Work task - For the listing that follows, report how many lines contain the string "this", giving the number alone.

Provided records -

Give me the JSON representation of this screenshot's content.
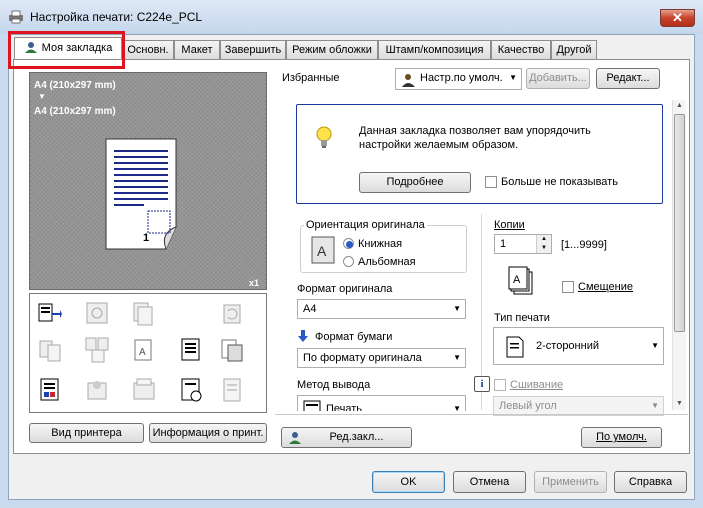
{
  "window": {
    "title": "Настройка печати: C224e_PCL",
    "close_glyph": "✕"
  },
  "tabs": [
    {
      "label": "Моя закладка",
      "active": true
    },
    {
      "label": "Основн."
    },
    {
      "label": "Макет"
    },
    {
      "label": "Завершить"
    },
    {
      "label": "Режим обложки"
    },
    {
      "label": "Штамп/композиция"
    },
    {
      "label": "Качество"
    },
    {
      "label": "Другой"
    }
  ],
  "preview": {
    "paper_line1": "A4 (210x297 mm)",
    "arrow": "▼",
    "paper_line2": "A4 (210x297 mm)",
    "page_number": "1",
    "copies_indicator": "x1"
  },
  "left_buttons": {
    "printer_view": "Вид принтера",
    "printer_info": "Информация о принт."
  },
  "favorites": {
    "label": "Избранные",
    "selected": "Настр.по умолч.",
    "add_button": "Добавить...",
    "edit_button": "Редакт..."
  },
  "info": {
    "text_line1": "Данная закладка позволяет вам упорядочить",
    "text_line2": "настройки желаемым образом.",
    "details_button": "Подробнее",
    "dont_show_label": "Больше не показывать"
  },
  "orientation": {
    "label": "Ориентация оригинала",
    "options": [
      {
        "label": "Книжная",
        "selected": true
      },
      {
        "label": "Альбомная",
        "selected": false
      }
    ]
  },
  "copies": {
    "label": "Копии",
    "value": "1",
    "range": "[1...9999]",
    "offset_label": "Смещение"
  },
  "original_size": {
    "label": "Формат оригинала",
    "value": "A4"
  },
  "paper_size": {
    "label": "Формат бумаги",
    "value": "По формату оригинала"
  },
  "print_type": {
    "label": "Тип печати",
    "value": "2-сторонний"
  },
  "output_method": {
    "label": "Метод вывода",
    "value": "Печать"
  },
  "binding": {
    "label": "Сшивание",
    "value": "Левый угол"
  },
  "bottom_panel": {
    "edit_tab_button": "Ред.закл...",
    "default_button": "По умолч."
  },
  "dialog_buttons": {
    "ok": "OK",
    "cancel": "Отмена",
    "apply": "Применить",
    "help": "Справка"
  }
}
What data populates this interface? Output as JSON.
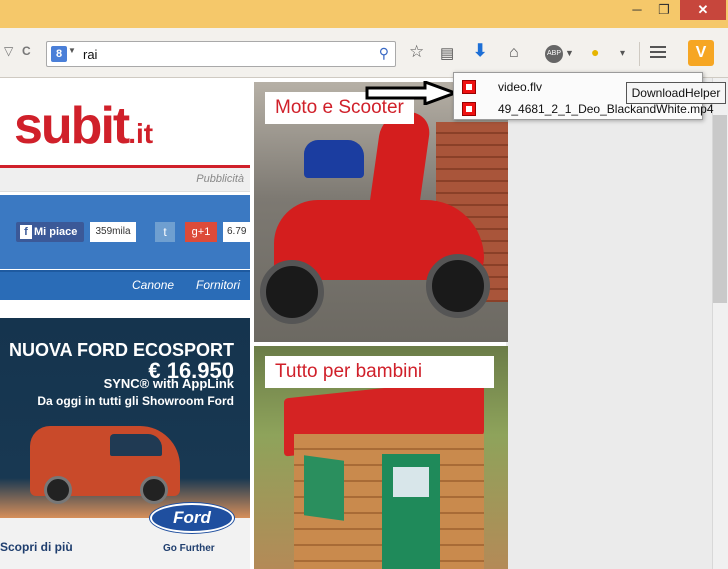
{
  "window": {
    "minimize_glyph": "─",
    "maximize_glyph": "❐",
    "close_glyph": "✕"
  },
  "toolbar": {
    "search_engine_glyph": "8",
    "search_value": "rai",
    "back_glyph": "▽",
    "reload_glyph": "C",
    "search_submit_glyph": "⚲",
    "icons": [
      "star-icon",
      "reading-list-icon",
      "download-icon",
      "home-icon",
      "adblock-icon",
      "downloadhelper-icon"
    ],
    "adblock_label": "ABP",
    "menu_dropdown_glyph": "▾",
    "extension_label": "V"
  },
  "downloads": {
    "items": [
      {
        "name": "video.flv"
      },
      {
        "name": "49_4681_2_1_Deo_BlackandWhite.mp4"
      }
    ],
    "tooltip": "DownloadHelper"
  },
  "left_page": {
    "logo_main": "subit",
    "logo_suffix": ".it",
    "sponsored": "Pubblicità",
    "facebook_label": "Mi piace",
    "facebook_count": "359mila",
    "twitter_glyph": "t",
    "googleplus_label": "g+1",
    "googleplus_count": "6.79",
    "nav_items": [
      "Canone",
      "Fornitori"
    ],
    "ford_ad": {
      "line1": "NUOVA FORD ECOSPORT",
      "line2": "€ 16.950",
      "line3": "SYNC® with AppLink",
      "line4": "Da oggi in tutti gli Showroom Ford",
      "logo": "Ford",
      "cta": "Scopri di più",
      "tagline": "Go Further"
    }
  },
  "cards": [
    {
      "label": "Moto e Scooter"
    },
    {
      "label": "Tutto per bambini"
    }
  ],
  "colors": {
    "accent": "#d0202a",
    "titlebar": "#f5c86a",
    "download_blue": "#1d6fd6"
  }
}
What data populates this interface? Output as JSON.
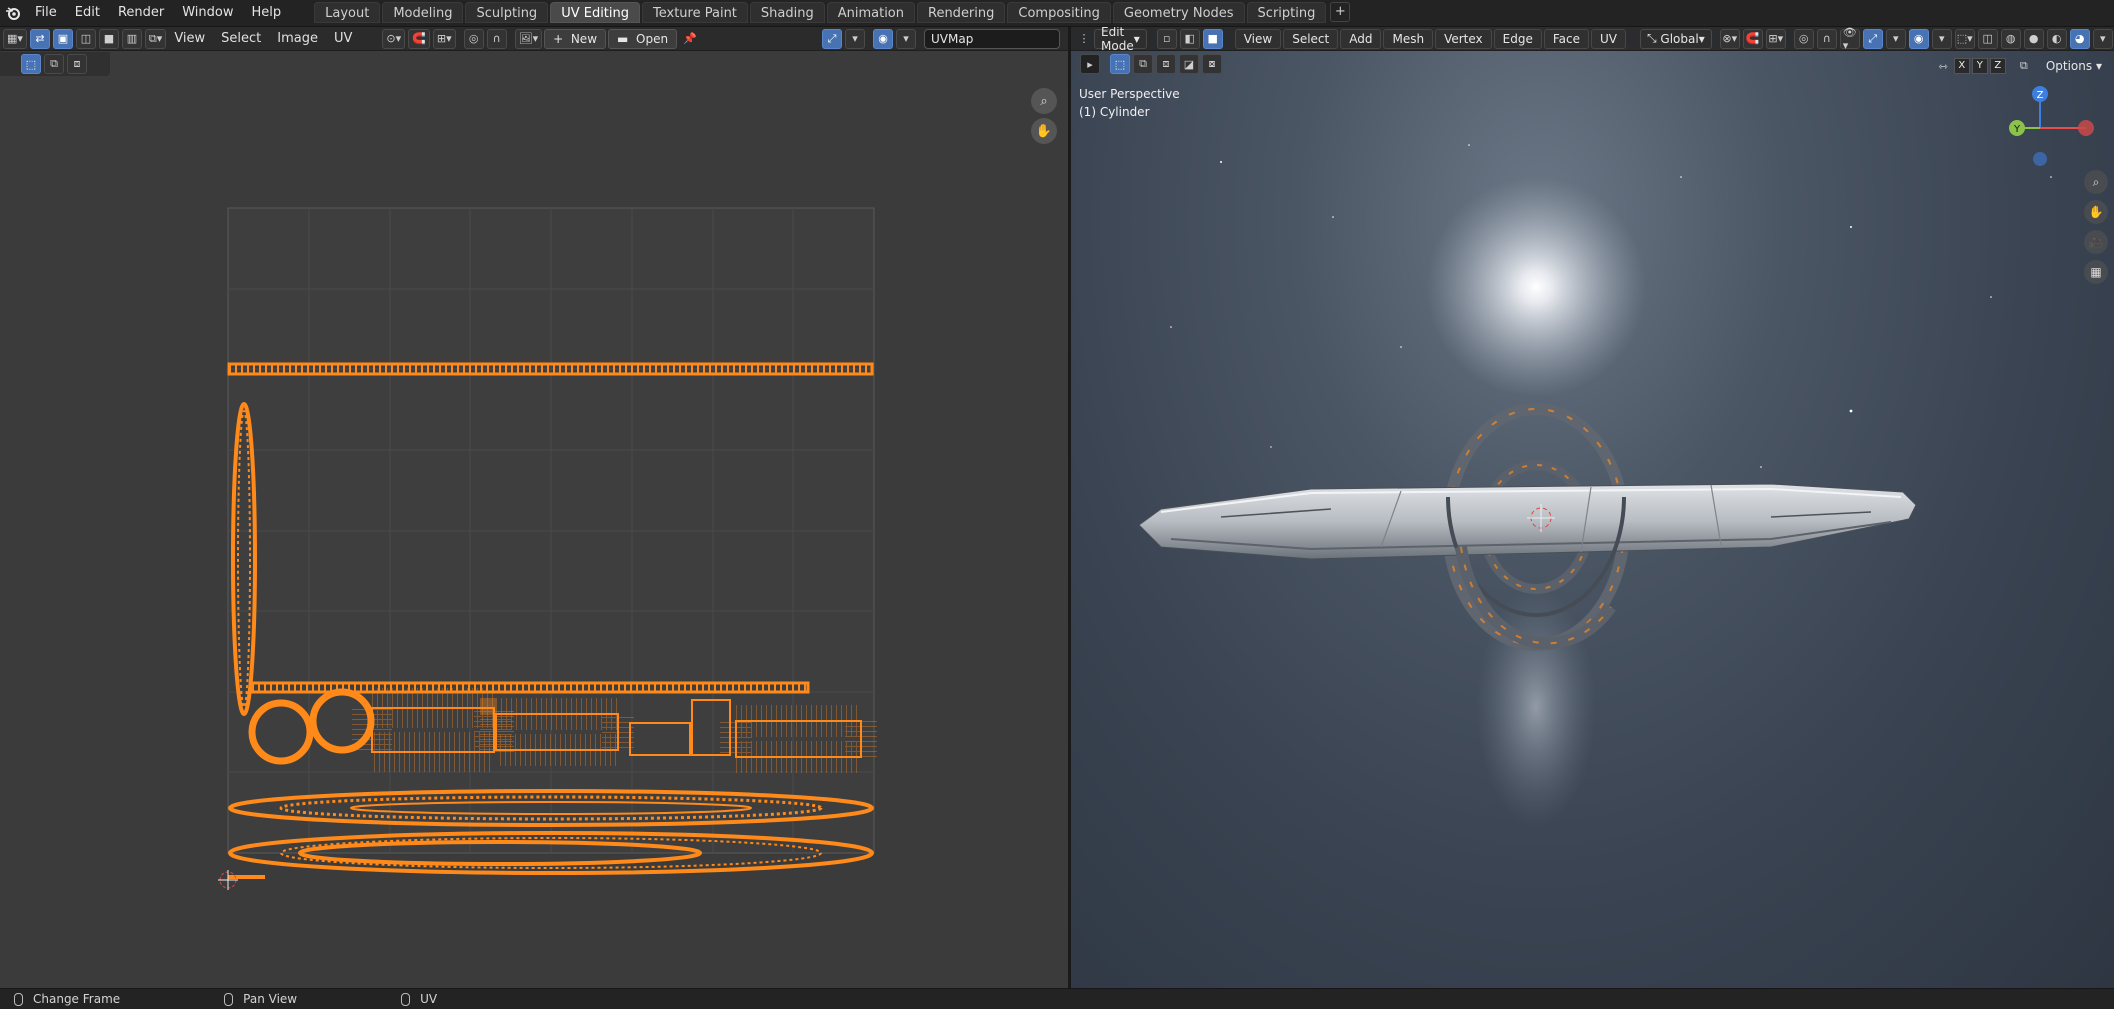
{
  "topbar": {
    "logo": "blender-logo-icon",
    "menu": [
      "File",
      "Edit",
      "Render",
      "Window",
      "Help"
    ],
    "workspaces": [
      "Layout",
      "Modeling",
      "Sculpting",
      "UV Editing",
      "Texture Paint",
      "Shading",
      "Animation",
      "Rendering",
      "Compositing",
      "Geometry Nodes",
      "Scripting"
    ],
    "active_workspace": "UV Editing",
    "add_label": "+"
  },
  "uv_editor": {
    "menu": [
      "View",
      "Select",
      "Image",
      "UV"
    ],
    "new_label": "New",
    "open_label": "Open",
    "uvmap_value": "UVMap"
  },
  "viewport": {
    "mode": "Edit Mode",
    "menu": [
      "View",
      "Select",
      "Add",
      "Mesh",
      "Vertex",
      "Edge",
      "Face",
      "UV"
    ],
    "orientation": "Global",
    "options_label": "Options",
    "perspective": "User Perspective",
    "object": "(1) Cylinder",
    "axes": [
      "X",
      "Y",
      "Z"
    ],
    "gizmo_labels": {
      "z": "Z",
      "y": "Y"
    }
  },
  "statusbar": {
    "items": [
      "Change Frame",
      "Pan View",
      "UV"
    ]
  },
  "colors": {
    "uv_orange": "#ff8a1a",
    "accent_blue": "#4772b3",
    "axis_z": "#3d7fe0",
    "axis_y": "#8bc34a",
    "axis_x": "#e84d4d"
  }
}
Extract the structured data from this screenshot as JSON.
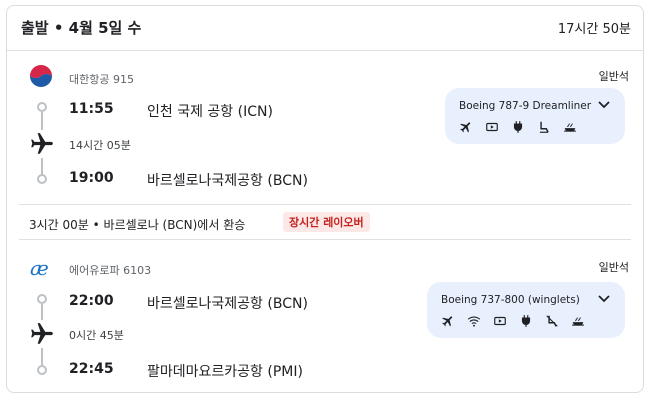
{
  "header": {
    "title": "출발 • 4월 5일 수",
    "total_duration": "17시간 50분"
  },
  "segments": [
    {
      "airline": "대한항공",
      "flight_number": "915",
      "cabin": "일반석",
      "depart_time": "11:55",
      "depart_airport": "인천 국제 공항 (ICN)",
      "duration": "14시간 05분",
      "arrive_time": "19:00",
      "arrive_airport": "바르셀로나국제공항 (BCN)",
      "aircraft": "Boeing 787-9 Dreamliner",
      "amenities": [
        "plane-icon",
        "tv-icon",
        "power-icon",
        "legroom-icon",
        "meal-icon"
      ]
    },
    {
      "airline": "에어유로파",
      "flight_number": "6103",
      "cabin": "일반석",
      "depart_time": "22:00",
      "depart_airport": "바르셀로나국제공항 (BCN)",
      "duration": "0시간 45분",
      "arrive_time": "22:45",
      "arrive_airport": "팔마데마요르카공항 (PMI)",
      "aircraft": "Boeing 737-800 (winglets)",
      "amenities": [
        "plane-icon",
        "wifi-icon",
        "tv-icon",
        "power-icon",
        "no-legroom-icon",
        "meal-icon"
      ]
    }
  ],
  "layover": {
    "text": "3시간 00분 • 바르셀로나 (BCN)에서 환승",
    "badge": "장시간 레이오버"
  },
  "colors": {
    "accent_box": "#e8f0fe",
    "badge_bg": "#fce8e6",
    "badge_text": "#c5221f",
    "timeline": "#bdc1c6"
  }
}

Output - 4